The primary treatment of AA is a wide local excision, although achieving negative resection margin is difficult due to the absence of capsule and its infiltrative nature. Smaller and superficial tumors of the vulva and vagina may be removed with less difficulty but larger deep-seated tumors of the pelvis may necessitate extensive procedure with partial or complete resection of some pelvic organs. In this patient, a greater part of the uterus had been destroyed with detachment of the cervix from the uterine corpus. Therefore, polypectomy with subtotal hysterectomy was performed with satisfactory outcome. The tumor has potential for local aggression and recurrence after excision. This may explain why she had two previous excisions in less than a year before being referred to us.

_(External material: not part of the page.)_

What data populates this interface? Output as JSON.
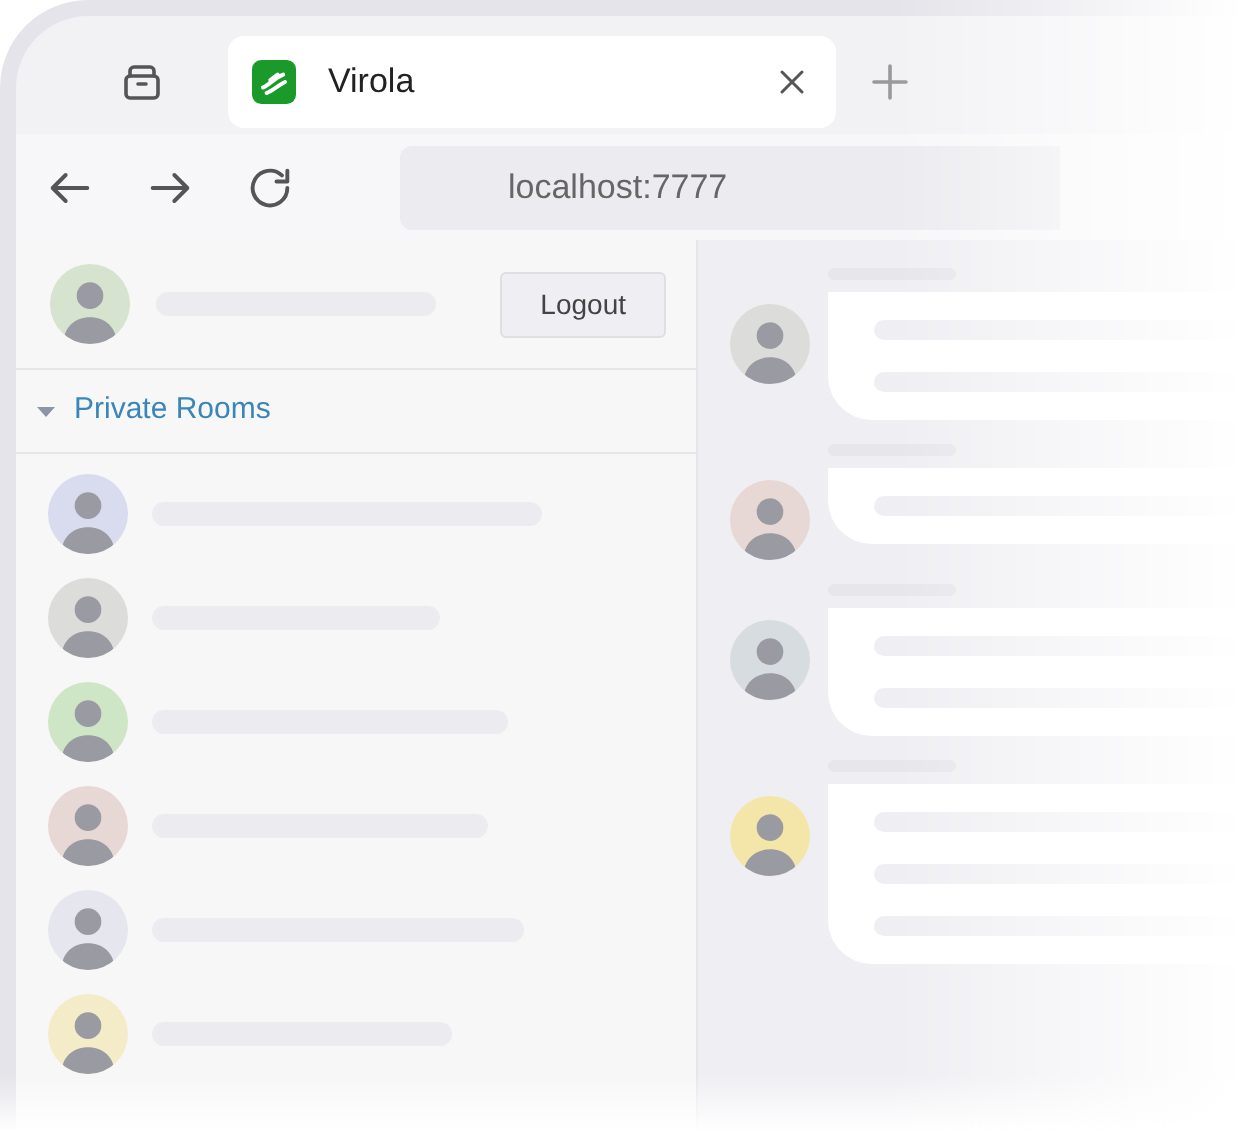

Other treatment modalities include radiotherapy and chemotherapy with poor results. Radiation therapy with tumor embolization can be used to decrease recurrence where tumor is large. In this index, patient adjuvant therapy was not considered because there was significant free tumor margin on histology.
| Conclusion|| |
AA is a rare tumor of which primary uterine corpus type is even rarer and often misdiagnosed. It is mainly seen in women of reproductive age especially in the fourth decade but may also be seen in younger age group. Wide local excision is the treatment of choice in superficial mass; deeper tumors may require partial or complete resection of pelvic organ. There is need for high index of suspicion when dealing with genital swellings.
Declaration of patient consent
The authors certify that they have obtained all appropriate patient consent forms. In the form the patient(s) has/have given his/her/their consent for his/her/their images and other clinical information to be reported in the journal. The patients understand that their names and initials will not be published and due efforts will be made to conceal their identity, but anonymity cannot be guaranteed.
Financial support and sponsorship
Conflicts of interest
There are no conflicts of interest.
| References|| |
Steeper TA, Rosai J. Aggressive angiomyxoma of the pelvis and perineum: Report of nine cases of a distinctive type of gynaecologic soft tissue neoplasm. Am J Surg Clin Pathol 1983;7:453.
Amezcua CA, Begley SJ, Mata N, Felix JC, Ballard CA. Aggressive angiomyxoma of the female genital tract: A clinicopathologic and histochemical study of 12 cases. Int J Gynecol Cancer 2005;15:140-5.
Faber B, Donwoody R, Kamal N. A rarer case of a rare disease: Aggressive angiomyxoma (AAM) in a sixteen year old. West London Med J 2013;5:1-5.
Han-Geurts IJ, van Geel AN, van Doorn L, den Bakker M, Eggermont AM, Verhoef C. Aggressive angiomyxoma: Multinodular treatments can avoid mutilating surgery. Eur J Surg Oncol 2006;32:1217-21.
Kazmierczak B, Wanschura S, Meyer-Bolte K. Cytogenic and molecular analysis of an aggressive angiomyxoma. Am J Pathol 1995;147:580-5.
Alameda F, Munne A, Baro T, Iglesias M, Condom E, Lloreta-Trull J. vulva angioma and angiomyofibroblastoma: An immunohistochemical and ultrastructural study. Ultra-struct Pathol 2006;172:435-8.
Jeyaden NN, Sohaib SA, Thomas JM, Jeyaraja A, Shepherd JH, Fisher C. Imaging features of aggressive angiomyxoma. Clin Radiol 2003;58:157-62.
Haldar K, Martinek IE, Kehoe S. Aggressive angiomyxoma: A case series and literature review. Eur J Surg Oncol 2010;36:335-9.
Sutton BJ, Laudadio J. Aggressive angiomyxoma. Arch Pathol Lab Med 2012;136:217-21.
Han-Geel IJM, Van Geel AN, Van Doom LC, Baker M, Eggermont AM, Verhoef C. Agressive angiomyxoma: Multimodality treatments can avoid mutilating surgery: Eur J Sur Onc. 2007;32:1217-21.
[Figure 1], [Figure 2]